A number of years ago, a person who I know was going to raise money for Hachnasas Kallah [bridal expenses], for another person, in the recipient’s own home town. The collector came to me with the following question: If he told people for whom he was soliciting, there was no doubt that he could raise a significant sum of money, because the person was a known and well- respected individual. However, if he would make an anonymous appeal for Hachnasas Kallah, he could not expect to collect so much — because such appeals are very common. The dilemma was if he should mention the person’s name and raise more money, or keep it anonymous and raise less money.
At that time, I asked the Rosh HaYeshiva (Rav Yaakov Ruderman z”tl) which approach should be used for the collection. The Rosh HaYeshiva said, without any hesitation, “It should be anonymous, because a person’s honor is worth a great deal.”
That is the lesson of the baskets. A person’s self-respect is very important. It is even worth losing money to protect it. Money can always be replaced, but a person’s honor and pride are much harder to repair.
Technical Assistance by Dovid Hoffman; Yerushalayim.
This write-up was adapted from the hashkafa portion of Rabbi Yissocher Frand’s Commuter Chavrusah Torah Tape series on the weekly Torah portion. The complete list of halachic topics covered in this series for Parshas Tzav are provided below:
- Tape # 004 – When to Make the Bracha of HaGomel
- Tape # 049 – Purim: Shalach Manos
- Tape # 092 – Selling Non-Kosher Foods
- Tape # 140 – Pessach: The Mitzvah of Daled Kosos
- Tape # 187 – Pessach: Does Marror Require a Kezais
- Tape # 233 – Pessach: Woman and Daled Kosos
- Tape # 277 – Pessach: The Mitzvah of Heseiba
- Tape # 323 – Pessach: Eating Matzah: How Fast?
Tapes or a complete catalogue can be ordered from:
Yad Yechiel Institute

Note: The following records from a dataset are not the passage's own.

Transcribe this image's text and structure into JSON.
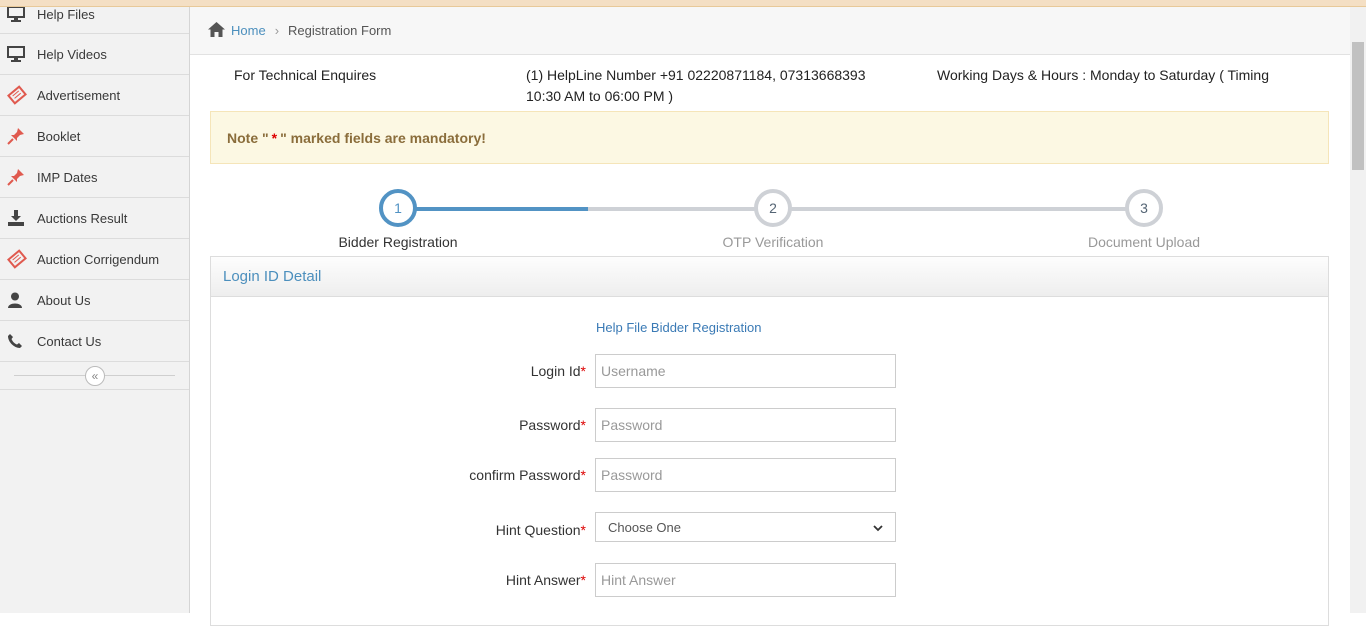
{
  "sidebar": {
    "items": [
      {
        "label": "Help Files",
        "icon": "monitor-icon"
      },
      {
        "label": "Help Videos",
        "icon": "monitor-icon"
      },
      {
        "label": "Advertisement",
        "icon": "ticket-icon"
      },
      {
        "label": "Booklet",
        "icon": "pin-icon"
      },
      {
        "label": "IMP Dates",
        "icon": "pin-icon"
      },
      {
        "label": "Auctions Result",
        "icon": "download-icon"
      },
      {
        "label": "Auction Corrigendum",
        "icon": "ticket-icon"
      },
      {
        "label": "About Us",
        "icon": "user-icon"
      },
      {
        "label": "Contact Us",
        "icon": "phone-icon"
      }
    ],
    "collapse_glyph": "«"
  },
  "breadcrumb": {
    "home": "Home",
    "separator": "›",
    "current": "Registration Form"
  },
  "info": {
    "technical": "For Technical Enquires",
    "helpline": "(1) HelpLine Number +91 02220871184, 07313668393 10:30 AM to 06:00 PM )",
    "hours": "Working Days & Hours : Monday to Saturday ( Timing"
  },
  "note": {
    "prefix": "Note \"",
    "star": "*",
    "suffix": "\" marked fields are mandatory!"
  },
  "stepper": {
    "steps": [
      {
        "number": "1",
        "label": "Bidder Registration"
      },
      {
        "number": "2",
        "label": "OTP Verification"
      },
      {
        "number": "3",
        "label": "Document Upload"
      }
    ],
    "active_step": 1
  },
  "panel": {
    "title": "Login ID Detail",
    "help_link": "Help File Bidder Registration"
  },
  "form": {
    "required_mark": "*",
    "login_id": {
      "label": "Login Id",
      "placeholder": "Username"
    },
    "password": {
      "label": "Password",
      "placeholder": "Password"
    },
    "confirm_password": {
      "label": "confirm Password",
      "placeholder": "Password"
    },
    "hint_question": {
      "label": "Hint Question",
      "selected": "Choose One"
    },
    "hint_answer": {
      "label": "Hint Answer",
      "placeholder": "Hint Answer"
    }
  },
  "colors": {
    "accent": "#5293c4",
    "link": "#4c8fbd",
    "required": "#dd0000",
    "note_bg": "#fcf8e3"
  }
}
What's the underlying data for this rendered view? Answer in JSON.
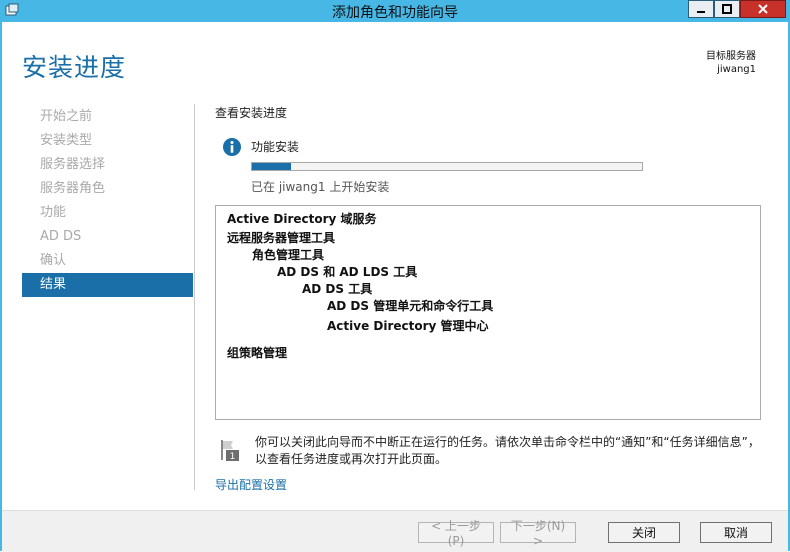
{
  "window": {
    "title": "添加角色和功能向导"
  },
  "header": {
    "page_title": "安装进度",
    "dest_label": "目标服务器",
    "dest_server": "jiwang1"
  },
  "sidebar": {
    "items": [
      {
        "label": "开始之前",
        "active": false
      },
      {
        "label": "安装类型",
        "active": false
      },
      {
        "label": "服务器选择",
        "active": false
      },
      {
        "label": "服务器角色",
        "active": false
      },
      {
        "label": "功能",
        "active": false
      },
      {
        "label": "AD DS",
        "active": false
      },
      {
        "label": "确认",
        "active": false
      },
      {
        "label": "结果",
        "active": true
      }
    ]
  },
  "main": {
    "section_label": "查看安装进度",
    "feature_label": "功能安装",
    "progress": 0.1,
    "status_text": "已在 jiwang1 上开始安装",
    "results": [
      {
        "text": "Active Directory 域服务",
        "level": 0
      },
      {
        "text": "远程服务器管理工具",
        "level": 0
      },
      {
        "text": "角色管理工具",
        "level": 1
      },
      {
        "text": "AD DS 和 AD LDS 工具",
        "level": 2
      },
      {
        "text": "AD DS 工具",
        "level": 3
      },
      {
        "text": "AD DS 管理单元和命令行工具",
        "level": 4
      },
      {
        "text": "Active Directory 管理中心",
        "level": 4
      },
      {
        "text": "组策略管理",
        "level": 0
      }
    ],
    "flag_number": "1",
    "note_text": "你可以关闭此向导而不中断正在运行的任务。请依次单击命令栏中的“通知”和“任务详细信息”，以查看任务进度或再次打开此页面。",
    "export_link": "导出配置设置"
  },
  "footer": {
    "prev_label": "< 上一步(P)",
    "next_label": "下一步(N) >",
    "close_label": "关闭",
    "cancel_label": "取消"
  },
  "colors": {
    "accent": "#1a6fa8",
    "titlebar": "#47b7e6"
  }
}
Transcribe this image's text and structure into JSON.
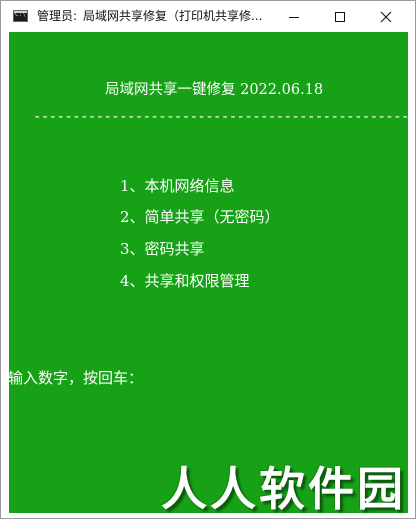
{
  "window": {
    "title_prefix": "管理员:",
    "title_main": "局域网共享修复（打印机共享修...",
    "icon_text": "C:\\"
  },
  "console": {
    "background": "#17a117",
    "header": "局域网共享一键修复 2022.06.18",
    "divider": "--------------------------------------------------",
    "menu": [
      {
        "label": "1、本机网络信息"
      },
      {
        "label": "2、简单共享（无密码）"
      },
      {
        "label": "3、密码共享"
      },
      {
        "label": "4、共享和权限管理"
      }
    ],
    "prompt": "输入数字，按回车："
  },
  "watermark": {
    "text": "人人软件园"
  },
  "icons": {
    "minimize": "minimize-icon",
    "maximize": "maximize-icon",
    "close": "close-icon"
  }
}
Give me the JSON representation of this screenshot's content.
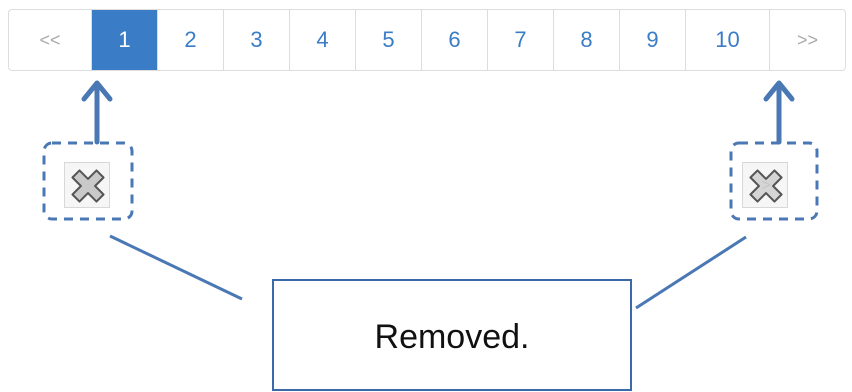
{
  "pagination": {
    "first_label": "<<",
    "last_label": ">>",
    "pages": [
      "1",
      "2",
      "3",
      "4",
      "5",
      "6",
      "7",
      "8",
      "9",
      "10"
    ],
    "active_page": "1"
  },
  "removed_controls": {
    "left_hidden_glyph": "<",
    "right_hidden_glyph": ">"
  },
  "callout": {
    "text": "Removed."
  },
  "colors": {
    "accent": "#3a7cc6",
    "annotation": "#4a78b5",
    "border": "#dddddd"
  }
}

PO Box 511
Owings Mills, MD 21117-0511
Call (410) 358-0416 for further information.
Also Available: Mesorah / Artscroll has published a collection of Rabbi Frand’s essays. The book is entitled:
and is available through your local Hebrew book store or from Project Genesis, 1-410-654-1799.